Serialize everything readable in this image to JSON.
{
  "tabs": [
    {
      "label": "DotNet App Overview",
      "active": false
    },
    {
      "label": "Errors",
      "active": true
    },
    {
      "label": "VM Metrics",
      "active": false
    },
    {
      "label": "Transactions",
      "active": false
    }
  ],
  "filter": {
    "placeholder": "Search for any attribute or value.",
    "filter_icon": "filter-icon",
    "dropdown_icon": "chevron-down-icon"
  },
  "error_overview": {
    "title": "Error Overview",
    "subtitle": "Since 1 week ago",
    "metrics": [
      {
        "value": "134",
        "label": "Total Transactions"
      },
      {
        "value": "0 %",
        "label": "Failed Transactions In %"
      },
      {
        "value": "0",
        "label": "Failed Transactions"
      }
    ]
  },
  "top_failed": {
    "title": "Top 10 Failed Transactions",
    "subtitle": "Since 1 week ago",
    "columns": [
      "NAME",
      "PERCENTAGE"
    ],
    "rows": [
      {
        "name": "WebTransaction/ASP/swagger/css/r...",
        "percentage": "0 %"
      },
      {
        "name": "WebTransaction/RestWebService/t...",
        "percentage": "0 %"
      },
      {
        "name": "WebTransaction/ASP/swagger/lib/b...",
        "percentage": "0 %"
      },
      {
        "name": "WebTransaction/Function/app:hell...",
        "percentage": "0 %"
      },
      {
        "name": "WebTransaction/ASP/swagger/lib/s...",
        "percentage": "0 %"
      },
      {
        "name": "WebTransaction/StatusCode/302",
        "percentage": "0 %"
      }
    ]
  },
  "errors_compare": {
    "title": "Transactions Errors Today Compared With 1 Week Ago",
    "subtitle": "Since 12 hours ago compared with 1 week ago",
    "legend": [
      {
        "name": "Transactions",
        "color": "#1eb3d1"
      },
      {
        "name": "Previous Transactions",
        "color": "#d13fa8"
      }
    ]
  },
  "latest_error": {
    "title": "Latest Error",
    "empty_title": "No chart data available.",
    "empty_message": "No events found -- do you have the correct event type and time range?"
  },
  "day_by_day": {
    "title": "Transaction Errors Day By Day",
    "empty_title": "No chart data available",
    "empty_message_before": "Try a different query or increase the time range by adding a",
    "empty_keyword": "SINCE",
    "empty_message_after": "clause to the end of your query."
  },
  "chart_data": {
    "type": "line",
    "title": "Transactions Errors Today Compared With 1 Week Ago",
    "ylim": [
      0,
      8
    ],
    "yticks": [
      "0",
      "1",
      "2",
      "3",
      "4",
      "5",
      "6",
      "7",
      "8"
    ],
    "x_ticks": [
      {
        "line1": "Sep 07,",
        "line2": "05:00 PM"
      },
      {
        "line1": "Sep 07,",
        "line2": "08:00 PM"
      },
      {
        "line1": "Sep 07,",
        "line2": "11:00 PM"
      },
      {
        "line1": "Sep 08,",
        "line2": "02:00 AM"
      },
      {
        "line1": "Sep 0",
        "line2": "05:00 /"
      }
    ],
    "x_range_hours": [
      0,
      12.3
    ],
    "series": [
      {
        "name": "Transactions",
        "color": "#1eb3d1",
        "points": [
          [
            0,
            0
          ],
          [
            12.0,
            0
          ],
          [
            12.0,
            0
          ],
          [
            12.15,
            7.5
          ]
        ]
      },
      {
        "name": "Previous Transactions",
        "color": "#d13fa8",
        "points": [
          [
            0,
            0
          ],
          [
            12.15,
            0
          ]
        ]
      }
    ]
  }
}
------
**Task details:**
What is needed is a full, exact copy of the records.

**Task response:**
Serialize everything readable in this image to JSON.
{
  "tabs": [
    {
      "label": "DotNet App Overview",
      "active": false
    },
    {
      "label": "Errors",
      "active": true
    },
    {
      "label": "VM Metrics",
      "active": false
    },
    {
      "label": "Transactions",
      "active": false
    }
  ],
  "filter": {
    "placeholder": "Search for any attribute or value.",
    "filter_icon": "filter-icon",
    "dropdown_icon": "chevron-down-icon"
  },
  "error_overview": {
    "title": "Error Overview",
    "subtitle": "Since 1 week ago",
    "metrics": [
      {
        "value": "134",
        "label": "Total Transactions"
      },
      {
        "value": "0 %",
        "label": "Failed Transactions In %"
      },
      {
        "value": "0",
        "label": "Failed Transactions"
      }
    ]
  },
  "top_failed": {
    "title": "Top 10 Failed Transactions",
    "subtitle": "Since 1 week ago",
    "columns": [
      "NAME",
      "PERCENTAGE"
    ],
    "rows": [
      {
        "name": "WebTransaction/ASP/swagger/css/r...",
        "percentage": "0 %"
      },
      {
        "name": "WebTransaction/RestWebService/t...",
        "percentage": "0 %"
      },
      {
        "name": "WebTransaction/ASP/swagger/lib/b...",
        "percentage": "0 %"
      },
      {
        "name": "WebTransaction/Function/app:hell...",
        "percentage": "0 %"
      },
      {
        "name": "WebTransaction/ASP/swagger/lib/s...",
        "percentage": "0 %"
      },
      {
        "name": "WebTransaction/StatusCode/302",
        "percentage": "0 %"
      }
    ]
  },
  "errors_compare": {
    "title": "Transactions Errors Today Compared With 1 Week Ago",
    "subtitle": "Since 12 hours ago compared with 1 week ago",
    "legend": [
      {
        "name": "Transactions",
        "color": "#1eb3d1"
      },
      {
        "name": "Previous Transactions",
        "color": "#d13fa8"
      }
    ]
  },
  "latest_error": {
    "title": "Latest Error",
    "empty_title": "No chart data available.",
    "empty_message": "No events found -- do you have the correct event type and time range?"
  },
  "day_by_day": {
    "title": "Transaction Errors Day By Day",
    "empty_title": "No chart data available",
    "empty_message_before": "Try a different query or increase the time range by adding a",
    "empty_keyword": "SINCE",
    "empty_message_after": "clause to the end of your query."
  },
  "chart_data": {
    "type": "line",
    "title": "Transactions Errors Today Compared With 1 Week Ago",
    "ylim": [
      0,
      8
    ],
    "yticks": [
      "0",
      "1",
      "2",
      "3",
      "4",
      "5",
      "6",
      "7",
      "8"
    ],
    "x_ticks": [
      {
        "line1": "Sep 07,",
        "line2": "05:00 PM"
      },
      {
        "line1": "Sep 07,",
        "line2": "08:00 PM"
      },
      {
        "line1": "Sep 07,",
        "line2": "11:00 PM"
      },
      {
        "line1": "Sep 08,",
        "line2": "02:00 AM"
      },
      {
        "line1": "Sep 0",
        "line2": "05:00 /"
      }
    ],
    "x_range_hours": [
      0,
      12.3
    ],
    "series": [
      {
        "name": "Transactions",
        "color": "#1eb3d1",
        "points": [
          [
            0,
            0
          ],
          [
            12.0,
            0
          ],
          [
            12.0,
            0
          ],
          [
            12.15,
            7.5
          ]
        ]
      },
      {
        "name": "Previous Transactions",
        "color": "#d13fa8",
        "points": [
          [
            0,
            0
          ],
          [
            12.15,
            0
          ]
        ]
      }
    ]
  }
}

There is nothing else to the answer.